**Work instruction**: Copy whichever lines of the data hold the word "Number".

##### Records supplied #####

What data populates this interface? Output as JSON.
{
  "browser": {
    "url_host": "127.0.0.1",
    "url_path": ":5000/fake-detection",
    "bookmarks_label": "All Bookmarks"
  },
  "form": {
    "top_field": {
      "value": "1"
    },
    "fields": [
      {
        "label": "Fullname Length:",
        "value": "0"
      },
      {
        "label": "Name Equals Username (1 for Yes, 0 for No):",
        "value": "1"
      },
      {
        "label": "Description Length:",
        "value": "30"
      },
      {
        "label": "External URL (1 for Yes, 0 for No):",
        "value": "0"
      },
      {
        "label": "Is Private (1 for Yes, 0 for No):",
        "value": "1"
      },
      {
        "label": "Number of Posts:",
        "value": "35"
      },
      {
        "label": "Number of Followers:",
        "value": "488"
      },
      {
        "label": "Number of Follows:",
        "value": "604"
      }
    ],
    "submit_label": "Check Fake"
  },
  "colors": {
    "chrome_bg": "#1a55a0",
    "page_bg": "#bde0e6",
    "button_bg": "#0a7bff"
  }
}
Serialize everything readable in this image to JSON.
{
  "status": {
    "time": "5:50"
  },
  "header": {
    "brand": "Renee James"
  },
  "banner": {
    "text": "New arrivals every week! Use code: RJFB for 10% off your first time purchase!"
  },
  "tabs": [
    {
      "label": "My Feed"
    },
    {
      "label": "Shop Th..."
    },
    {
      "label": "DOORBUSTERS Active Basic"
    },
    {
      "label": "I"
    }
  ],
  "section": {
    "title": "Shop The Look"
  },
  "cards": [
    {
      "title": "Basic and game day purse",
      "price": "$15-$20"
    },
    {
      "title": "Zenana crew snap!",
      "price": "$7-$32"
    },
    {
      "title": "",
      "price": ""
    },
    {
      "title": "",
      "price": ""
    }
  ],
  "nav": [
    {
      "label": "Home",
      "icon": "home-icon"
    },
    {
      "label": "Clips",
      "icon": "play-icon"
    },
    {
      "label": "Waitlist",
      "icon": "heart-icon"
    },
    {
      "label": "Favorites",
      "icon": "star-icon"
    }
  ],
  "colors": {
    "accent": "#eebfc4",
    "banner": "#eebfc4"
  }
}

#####

**Reply**:
        "label": "Number of Posts:",
        "label": "Number of Followers:",
        "label": "Number of Follows:",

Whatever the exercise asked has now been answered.